Right now, the average stock market investor has made about three percent per year for the last 20 years (the stock market has returned eight percent). Average household credit card debt is $15k, included in an average total household debt of $135k. The average net worth of 55 to 64-year-olds is $45k.
The average health-insured family (not on Medicaid) spends about $20k out of pocket (not including rising deductibles, trips to CVS for Advil and toothpaste, concierge services, and all other costs intended to improve our health). Ninety-two million Americans have heart disease or the after-effects of stroke, 90 percent of which could have been avoided by living differently. There are similarly staggering numbers for cancer, diabetes, and many other chronic diseases and conditions.
They cost money to treat and manage. They take us away from money-making work. They make it harder for us to live well. And it doesn’t take an oracle to know that medical costs could be “the tapeworm of American economic competitiveness.”

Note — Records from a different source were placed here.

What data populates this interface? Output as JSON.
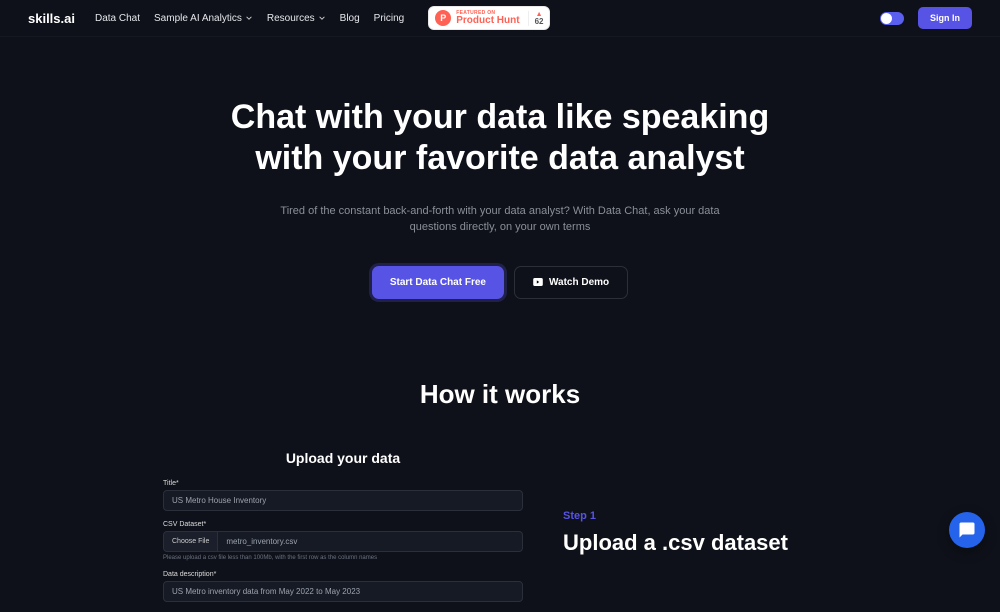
{
  "header": {
    "logo": "skills.ai",
    "nav": {
      "data_chat": "Data Chat",
      "sample": "Sample AI Analytics",
      "resources": "Resources",
      "blog": "Blog",
      "pricing": "Pricing"
    },
    "product_hunt": {
      "featured": "FEATURED ON",
      "name": "Product Hunt",
      "votes": "62"
    },
    "signin": "Sign In"
  },
  "hero": {
    "title": "Chat with your data like speaking with your favorite data analyst",
    "subtitle": "Tired of the constant back-and-forth with your data analyst? With Data Chat, ask your data questions directly, on your own terms",
    "cta_primary": "Start Data Chat Free",
    "cta_secondary": "Watch Demo"
  },
  "how": {
    "title": "How it works",
    "upload": {
      "heading": "Upload your data",
      "title_label": "Title*",
      "title_value": "US Metro House Inventory",
      "csv_label": "CSV Dataset*",
      "choose_file": "Choose File",
      "file_name": "metro_inventory.csv",
      "hint": "Please upload a csv file less than 100Mb, with the first row as the column names",
      "desc_label": "Data description*",
      "desc_value": "US Metro inventory data from May 2022 to May 2023"
    },
    "step": {
      "label": "Step 1",
      "title": "Upload a .csv dataset"
    }
  }
}
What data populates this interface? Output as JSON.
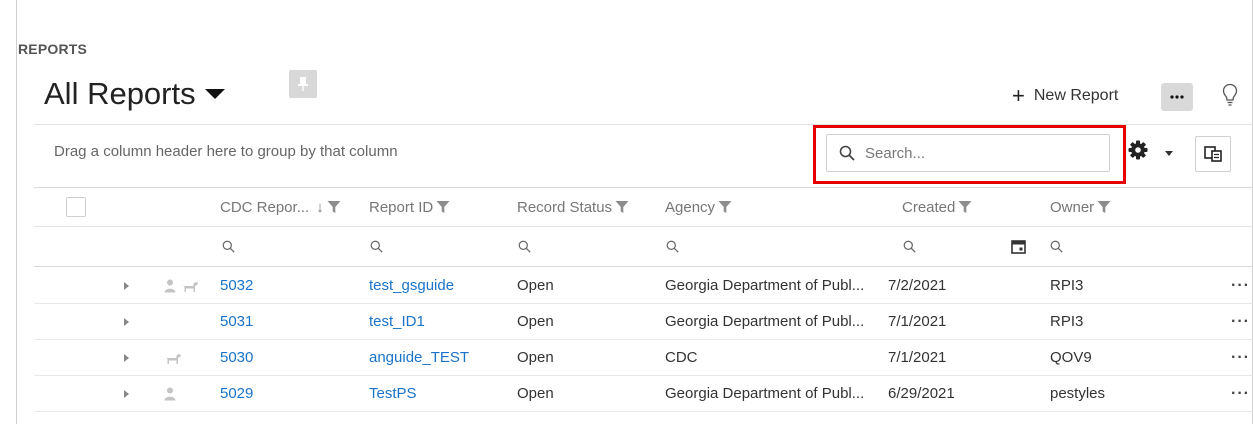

Long-term care, if we get to the point of not being able to take care of ourselves, can run into hundreds of thousands per year.
We need a more advanced strategy, which requires us to change our habits. To develop rituals that are as second nature as brushing our teeth—from spending and working to sleeping and eating, how and when we consume, why and how we spend our time. We need to develop rituals that increase our wealth and improve our health.
Our deep misconception is that there is a silver bullet—like going on a diet or buying a hot stock.
The only path to sustainable health and wealth is the long game: replacing habits with behaviors that cultivate prosperity. Despite our fear of bad health and not having enough money, we have a hard time acting accordingly.
Here’s an advanced strategy for our health and wealth:
>> Spend less—hindsight is 20/20. Every time you spend, think about when you needed the money at some point for something good, and then consider the future you, who will need it again. Every dollar counts.
>> Invest in ourselves—our greatest asset is our ability to do what we do best. That is what generates the highest returns.
>> Make long-term (sustainable) investments that are understandable.
>> Sleep and eat well.
>> Move—all research shows that movement improves health and lifespan. Walk, run, yoga, dance, move! These bodies of ours are designed to move, not sit.
Five years ago, I found out I had colon cancer—stage two or three was the diagnosis.
At the time, life was good. I had a lot of money in my account and was travelling the world footloose and fancy free, or so I thought.
For two years my full-time job became getting past the big C. I am lucky—the cancer is gone. The process of getting better led me to tempering my consumption, which has stuck. The experience made me more appreciative of the non-material life. And the serendipitous result is what feels like a more meaningful and prosperous life.
It’s hard, sometimes, to resist the temptation of a feel-good purchase. It’s a balancing act to have a sustainable income in the life I now choose to live. But each day, I wake up feeling hopeful and go to bed content
Build your future while thriving in the present…your life depends on it!